→ **Work instruction**:
Exactly as written, please repeat the data that follows, but not the pictures.

### Input for this task

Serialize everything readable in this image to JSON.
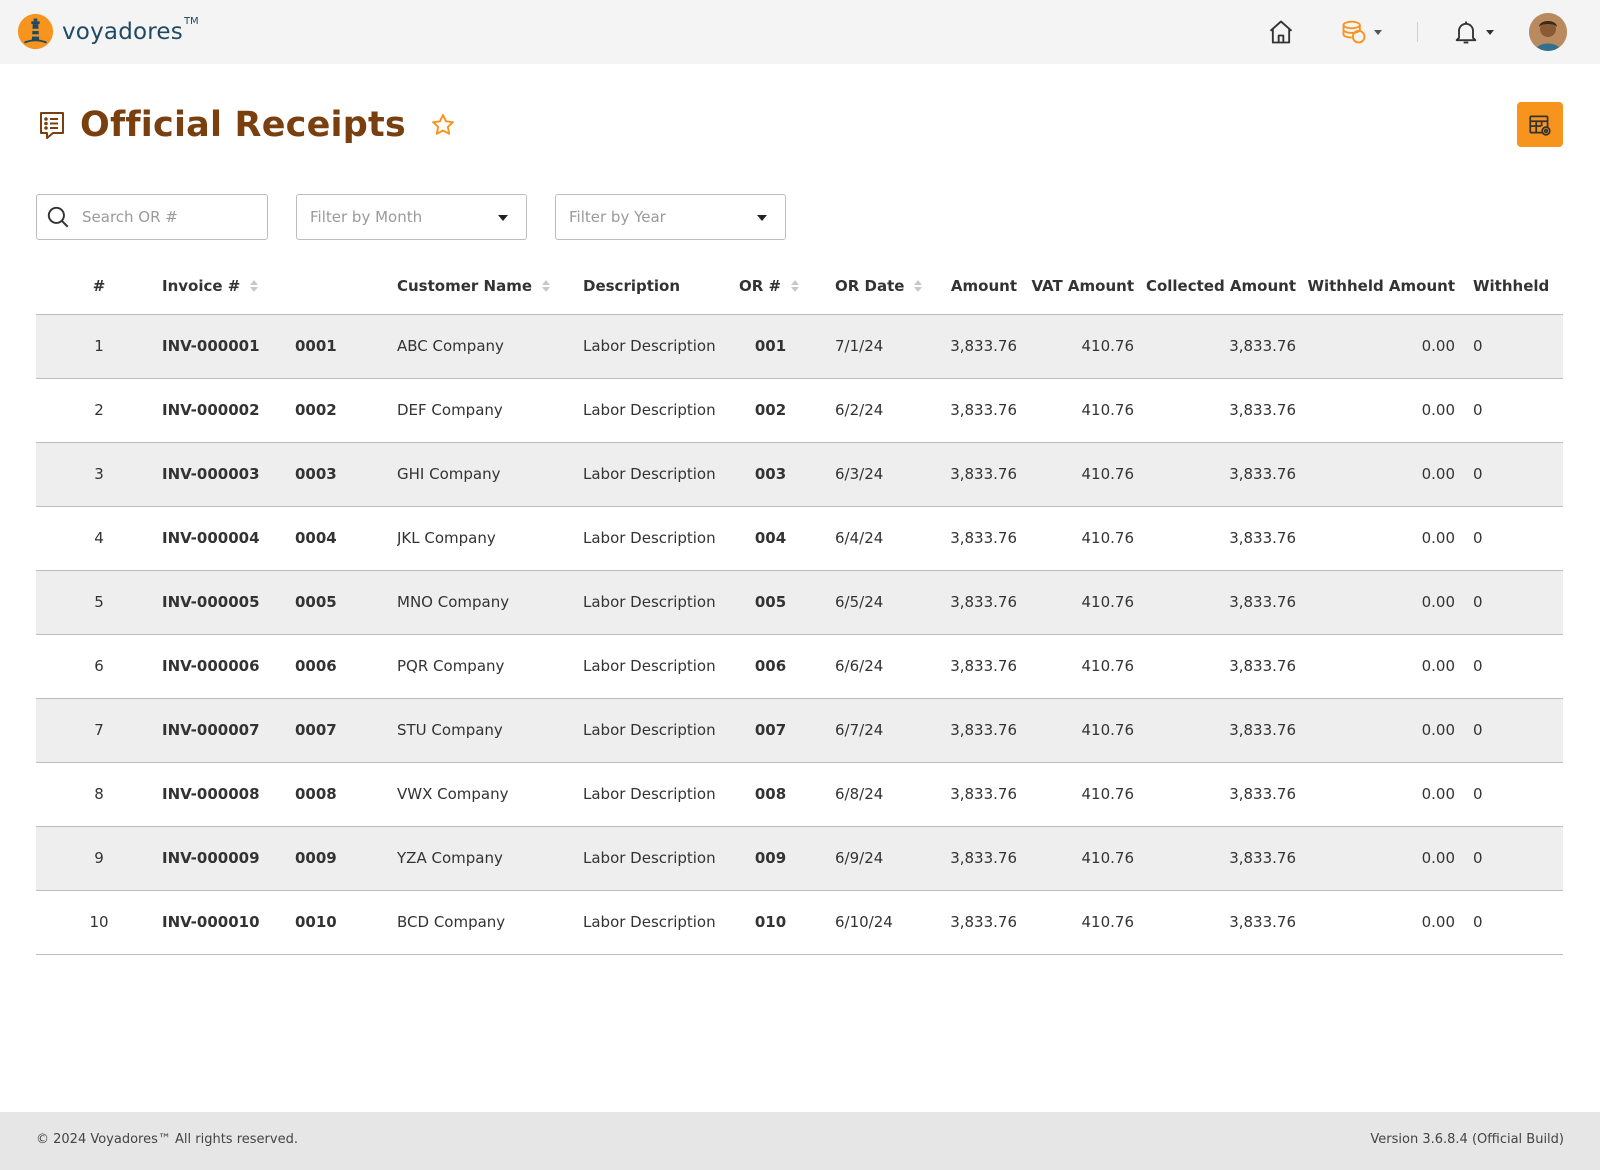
{
  "brand": {
    "name": "voyadores",
    "tm": "TM"
  },
  "header": {
    "icons": [
      "home-icon",
      "coins-icon",
      "bell-icon"
    ],
    "accent": "#f7941d"
  },
  "page": {
    "title": "Official Receipts"
  },
  "filters": {
    "search_placeholder": "Search OR #",
    "month_placeholder": "Filter by Month",
    "year_placeholder": "Filter by Year"
  },
  "table": {
    "columns": [
      "#",
      "Invoice #",
      "",
      "Customer Name",
      "Description",
      "OR #",
      "OR Date",
      "Amount",
      "VAT Amount",
      "Collected Amount",
      "Withheld Amount",
      "Withheld"
    ],
    "rows": [
      [
        "1",
        "INV-000001",
        "0001",
        "ABC Company",
        "Labor Description",
        "001",
        "7/1/24",
        "3,833.76",
        "410.76",
        "3,833.76",
        "0.00",
        "0"
      ],
      [
        "2",
        "INV-000002",
        "0002",
        "DEF Company",
        "Labor Description",
        "002",
        "6/2/24",
        "3,833.76",
        "410.76",
        "3,833.76",
        "0.00",
        "0"
      ],
      [
        "3",
        "INV-000003",
        "0003",
        "GHI Company",
        "Labor Description",
        "003",
        "6/3/24",
        "3,833.76",
        "410.76",
        "3,833.76",
        "0.00",
        "0"
      ],
      [
        "4",
        "INV-000004",
        "0004",
        "JKL Company",
        "Labor Description",
        "004",
        "6/4/24",
        "3,833.76",
        "410.76",
        "3,833.76",
        "0.00",
        "0"
      ],
      [
        "5",
        "INV-000005",
        "0005",
        "MNO Company",
        "Labor Description",
        "005",
        "6/5/24",
        "3,833.76",
        "410.76",
        "3,833.76",
        "0.00",
        "0"
      ],
      [
        "6",
        "INV-000006",
        "0006",
        "PQR Company",
        "Labor Description",
        "006",
        "6/6/24",
        "3,833.76",
        "410.76",
        "3,833.76",
        "0.00",
        "0"
      ],
      [
        "7",
        "INV-000007",
        "0007",
        "STU Company",
        "Labor Description",
        "007",
        "6/7/24",
        "3,833.76",
        "410.76",
        "3,833.76",
        "0.00",
        "0"
      ],
      [
        "8",
        "INV-000008",
        "0008",
        "VWX Company",
        "Labor Description",
        "008",
        "6/8/24",
        "3,833.76",
        "410.76",
        "3,833.76",
        "0.00",
        "0"
      ],
      [
        "9",
        "INV-000009",
        "0009",
        "YZA Company",
        "Labor Description",
        "009",
        "6/9/24",
        "3,833.76",
        "410.76",
        "3,833.76",
        "0.00",
        "0"
      ],
      [
        "10",
        "INV-000010",
        "0010",
        "BCD Company",
        "Labor Description",
        "010",
        "6/10/24",
        "3,833.76",
        "410.76",
        "3,833.76",
        "0.00",
        "0"
      ]
    ]
  },
  "footer": {
    "copyright": "© 2024 Voyadores™ All rights reserved.",
    "version": "Version 3.6.8.4 (Official Build)"
  }
}
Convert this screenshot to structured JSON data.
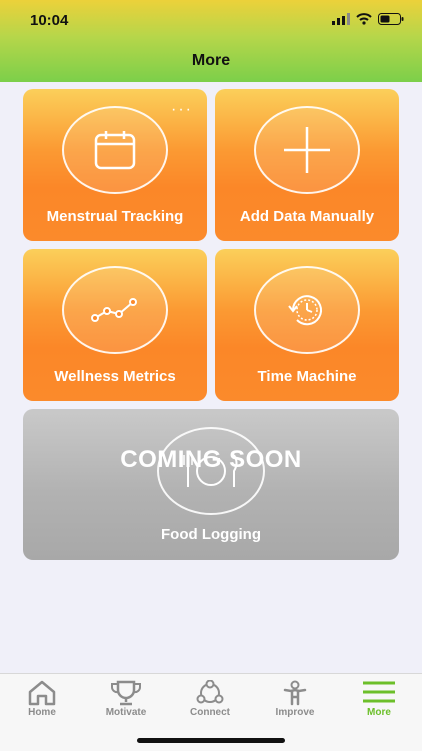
{
  "status_bar": {
    "time": "10:04"
  },
  "header": {
    "title": "More"
  },
  "tiles": [
    {
      "label": "Menstrual Tracking",
      "icon": "calendar-icon",
      "more": "···"
    },
    {
      "label": "Add Data Manually",
      "icon": "plus-icon"
    },
    {
      "label": "Wellness Metrics",
      "icon": "trend-line-icon"
    },
    {
      "label": "Time Machine",
      "icon": "clock-history-icon"
    }
  ],
  "coming_soon": {
    "badge": "COMING SOON",
    "label": "Food Logging",
    "icon": "plate-cutlery-icon"
  },
  "tabbar": {
    "items": [
      {
        "label": "Home",
        "icon": "home-icon",
        "active": false
      },
      {
        "label": "Motivate",
        "icon": "trophy-icon",
        "active": false
      },
      {
        "label": "Connect",
        "icon": "connect-icon",
        "active": false
      },
      {
        "label": "Improve",
        "icon": "person-icon",
        "active": false
      },
      {
        "label": "More",
        "icon": "menu-icon",
        "active": true
      }
    ]
  },
  "colors": {
    "accent": "#6cbf2a",
    "tile_orange": "#fb8a2b",
    "tab_inactive": "#8c8c8c"
  }
}
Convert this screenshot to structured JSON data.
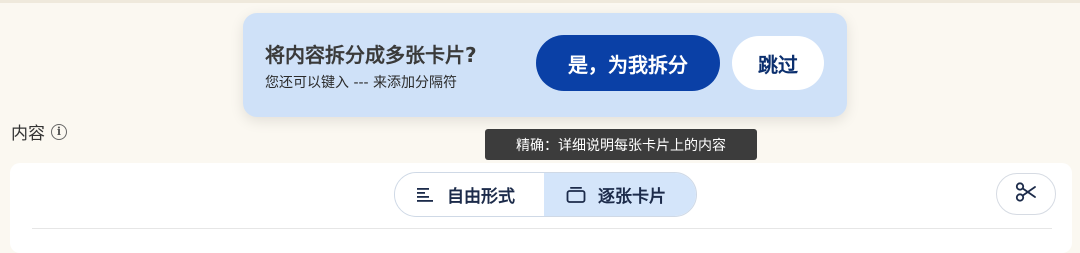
{
  "prompt": {
    "title": "将内容拆分成多张卡片?",
    "subtitle": "您还可以键入 --- 来添加分隔符",
    "confirm_label": "是，为我拆分",
    "skip_label": "跳过"
  },
  "content": {
    "label": "内容",
    "info_glyph": "i"
  },
  "tooltip": {
    "text": "精确：详细说明每张卡片上的内容"
  },
  "editor": {
    "mode_options": [
      {
        "label": "自由形式",
        "icon": "text-align-left-icon",
        "selected": false
      },
      {
        "label": "逐张卡片",
        "icon": "card-stack-icon",
        "selected": true
      }
    ],
    "scissors_icon": "scissors-icon"
  },
  "colors": {
    "primary": "#0a40a6",
    "banner_bg": "#cfe1f8",
    "selected_tab_bg": "#d4e5fa",
    "page_bg": "#fbf8f1",
    "tooltip_bg": "#3c3c3c"
  }
}
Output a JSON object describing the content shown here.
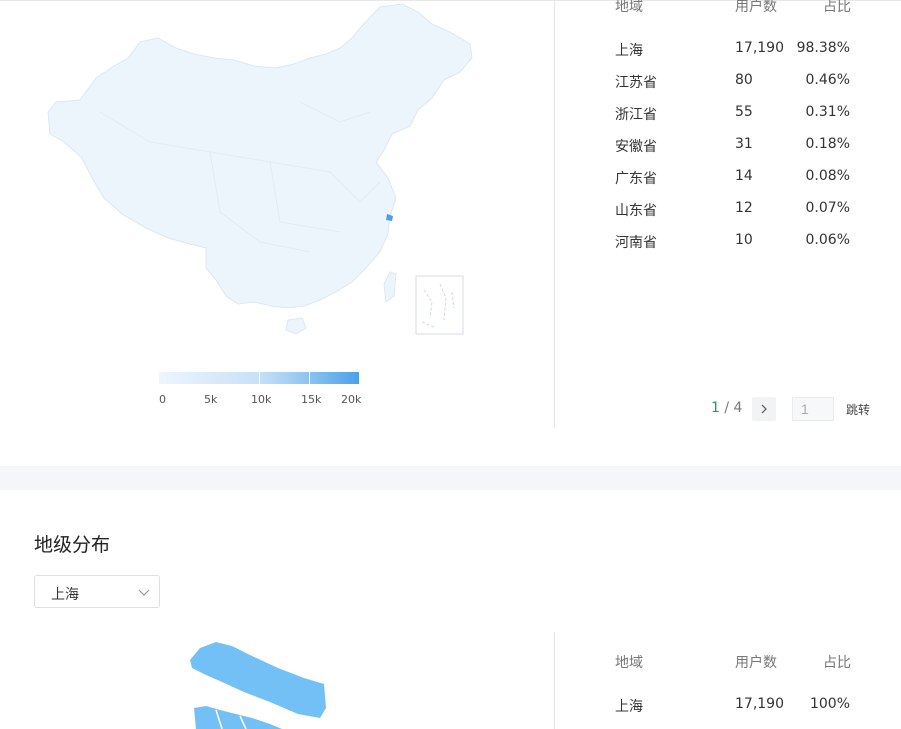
{
  "province_table": {
    "headers": [
      "地域",
      "用户数",
      "占比"
    ],
    "rows": [
      {
        "region": "上海",
        "users": "17,190",
        "ratio": "98.38%"
      },
      {
        "region": "江苏省",
        "users": "80",
        "ratio": "0.46%"
      },
      {
        "region": "浙江省",
        "users": "55",
        "ratio": "0.31%"
      },
      {
        "region": "安徽省",
        "users": "31",
        "ratio": "0.18%"
      },
      {
        "region": "广东省",
        "users": "14",
        "ratio": "0.08%"
      },
      {
        "region": "山东省",
        "users": "12",
        "ratio": "0.07%"
      },
      {
        "region": "河南省",
        "users": "10",
        "ratio": "0.06%"
      }
    ]
  },
  "legend": {
    "labels": [
      "0",
      "5k",
      "10k",
      "15k",
      "20k"
    ],
    "colors": [
      "#eef5fd",
      "#c7e1f8",
      "#8cc3f0",
      "#4aa1e8"
    ]
  },
  "pagination": {
    "current": "1",
    "separator": " / ",
    "total": "4",
    "next_icon": "chevron-right-icon",
    "input_value": "1",
    "jump_label": "跳转"
  },
  "city_section": {
    "title": "地级分布",
    "selected_region": "上海",
    "dropdown_icon": "chevron-down-icon",
    "headers": [
      "地域",
      "用户数",
      "占比"
    ],
    "rows": [
      {
        "region": "上海",
        "users": "17,190",
        "ratio": "100%"
      }
    ]
  },
  "colors": {
    "map_fill": "#ecf4fc",
    "highlight": "#4aa1e8",
    "shanghai_fill": "#73c0f7",
    "pager_current": "#19a15f"
  }
}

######

→ **Answer to this exercise**:
Serialize everything readable in this image to JSON.
{
  "brand": {
    "name": "voyadores",
    "tm": "TM"
  },
  "header": {
    "icons": [
      "home-icon",
      "coins-icon",
      "bell-icon"
    ],
    "accent": "#f7941d"
  },
  "page": {
    "title": "Official Receipts"
  },
  "filters": {
    "search_placeholder": "Search OR #",
    "month_placeholder": "Filter by Month",
    "year_placeholder": "Filter by Year"
  },
  "table": {
    "columns": [
      "#",
      "Invoice #",
      "",
      "Customer Name",
      "Description",
      "OR #",
      "OR Date",
      "Amount",
      "VAT Amount",
      "Collected Amount",
      "Withheld Amount",
      "Withheld"
    ],
    "rows": [
      [
        "1",
        "INV-000001",
        "0001",
        "ABC Company",
        "Labor Description",
        "001",
        "7/1/24",
        "3,833.76",
        "410.76",
        "3,833.76",
        "0.00",
        "0"
      ],
      [
        "2",
        "INV-000002",
        "0002",
        "DEF Company",
        "Labor Description",
        "002",
        "6/2/24",
        "3,833.76",
        "410.76",
        "3,833.76",
        "0.00",
        "0"
      ],
      [
        "3",
        "INV-000003",
        "0003",
        "GHI Company",
        "Labor Description",
        "003",
        "6/3/24",
        "3,833.76",
        "410.76",
        "3,833.76",
        "0.00",
        "0"
      ],
      [
        "4",
        "INV-000004",
        "0004",
        "JKL Company",
        "Labor Description",
        "004",
        "6/4/24",
        "3,833.76",
        "410.76",
        "3,833.76",
        "0.00",
        "0"
      ],
      [
        "5",
        "INV-000005",
        "0005",
        "MNO Company",
        "Labor Description",
        "005",
        "6/5/24",
        "3,833.76",
        "410.76",
        "3,833.76",
        "0.00",
        "0"
      ],
      [
        "6",
        "INV-000006",
        "0006",
        "PQR Company",
        "Labor Description",
        "006",
        "6/6/24",
        "3,833.76",
        "410.76",
        "3,833.76",
        "0.00",
        "0"
      ],
      [
        "7",
        "INV-000007",
        "0007",
        "STU Company",
        "Labor Description",
        "007",
        "6/7/24",
        "3,833.76",
        "410.76",
        "3,833.76",
        "0.00",
        "0"
      ],
      [
        "8",
        "INV-000008",
        "0008",
        "VWX Company",
        "Labor Description",
        "008",
        "6/8/24",
        "3,833.76",
        "410.76",
        "3,833.76",
        "0.00",
        "0"
      ],
      [
        "9",
        "INV-000009",
        "0009",
        "YZA Company",
        "Labor Description",
        "009",
        "6/9/24",
        "3,833.76",
        "410.76",
        "3,833.76",
        "0.00",
        "0"
      ],
      [
        "10",
        "INV-000010",
        "0010",
        "BCD Company",
        "Labor Description",
        "010",
        "6/10/24",
        "3,833.76",
        "410.76",
        "3,833.76",
        "0.00",
        "0"
      ]
    ]
  },
  "footer": {
    "copyright": "© 2024 Voyadores™ All rights reserved.",
    "version": "Version 3.6.8.4 (Official Build)"
  }
}
Convert this screenshot to structured JSON data.
{
  "status_bar": {
    "time": "10:04"
  },
  "header": {
    "title": "More"
  },
  "tiles": [
    {
      "label": "Menstrual Tracking",
      "icon": "calendar-icon",
      "more": "···"
    },
    {
      "label": "Add Data Manually",
      "icon": "plus-icon"
    },
    {
      "label": "Wellness Metrics",
      "icon": "trend-line-icon"
    },
    {
      "label": "Time Machine",
      "icon": "clock-history-icon"
    }
  ],
  "coming_soon": {
    "badge": "COMING SOON",
    "label": "Food Logging",
    "icon": "plate-cutlery-icon"
  },
  "tabbar": {
    "items": [
      {
        "label": "Home",
        "icon": "home-icon",
        "active": false
      },
      {
        "label": "Motivate",
        "icon": "trophy-icon",
        "active": false
      },
      {
        "label": "Connect",
        "icon": "connect-icon",
        "active": false
      },
      {
        "label": "Improve",
        "icon": "person-icon",
        "active": false
      },
      {
        "label": "More",
        "icon": "menu-icon",
        "active": true
      }
    ]
  },
  "colors": {
    "accent": "#6cbf2a",
    "tile_orange": "#fb8a2b",
    "tab_inactive": "#8c8c8c"
  }
}
Convert this screenshot to structured JSON data.
{
  "prompt": {
    "title": "将内容拆分成多张卡片?",
    "subtitle": "您还可以键入 --- 来添加分隔符",
    "confirm_label": "是，为我拆分",
    "skip_label": "跳过"
  },
  "content": {
    "label": "内容",
    "info_glyph": "i"
  },
  "tooltip": {
    "text": "精确：详细说明每张卡片上的内容"
  },
  "editor": {
    "mode_options": [
      {
        "label": "自由形式",
        "icon": "text-align-left-icon",
        "selected": false
      },
      {
        "label": "逐张卡片",
        "icon": "card-stack-icon",
        "selected": true
      }
    ],
    "scissors_icon": "scissors-icon"
  },
  "colors": {
    "primary": "#0a40a6",
    "banner_bg": "#cfe1f8",
    "selected_tab_bg": "#d4e5fa",
    "page_bg": "#fbf8f1",
    "tooltip_bg": "#3c3c3c"
  }
}
Output a JSON object describing the content shown here.
{
  "province_table": {
    "headers": [
      "地域",
      "用户数",
      "占比"
    ],
    "rows": [
      {
        "region": "上海",
        "users": "17,190",
        "ratio": "98.38%"
      },
      {
        "region": "江苏省",
        "users": "80",
        "ratio": "0.46%"
      },
      {
        "region": "浙江省",
        "users": "55",
        "ratio": "0.31%"
      },
      {
        "region": "安徽省",
        "users": "31",
        "ratio": "0.18%"
      },
      {
        "region": "广东省",
        "users": "14",
        "ratio": "0.08%"
      },
      {
        "region": "山东省",
        "users": "12",
        "ratio": "0.07%"
      },
      {
        "region": "河南省",
        "users": "10",
        "ratio": "0.06%"
      }
    ]
  },
  "legend": {
    "labels": [
      "0",
      "5k",
      "10k",
      "15k",
      "20k"
    ],
    "colors": [
      "#eef5fd",
      "#c7e1f8",
      "#8cc3f0",
      "#4aa1e8"
    ]
  },
  "pagination": {
    "current": "1",
    "separator": " / ",
    "total": "4",
    "next_icon": "chevron-right-icon",
    "input_value": "1",
    "jump_label": "跳转"
  },
  "city_section": {
    "title": "地级分布",
    "selected_region": "上海",
    "dropdown_icon": "chevron-down-icon",
    "headers": [
      "地域",
      "用户数",
      "占比"
    ],
    "rows": [
      {
        "region": "上海",
        "users": "17,190",
        "ratio": "100%"
      }
    ]
  },
  "colors": {
    "map_fill": "#ecf4fc",
    "highlight": "#4aa1e8",
    "shanghai_fill": "#73c0f7",
    "pager_current": "#19a15f"
  }
}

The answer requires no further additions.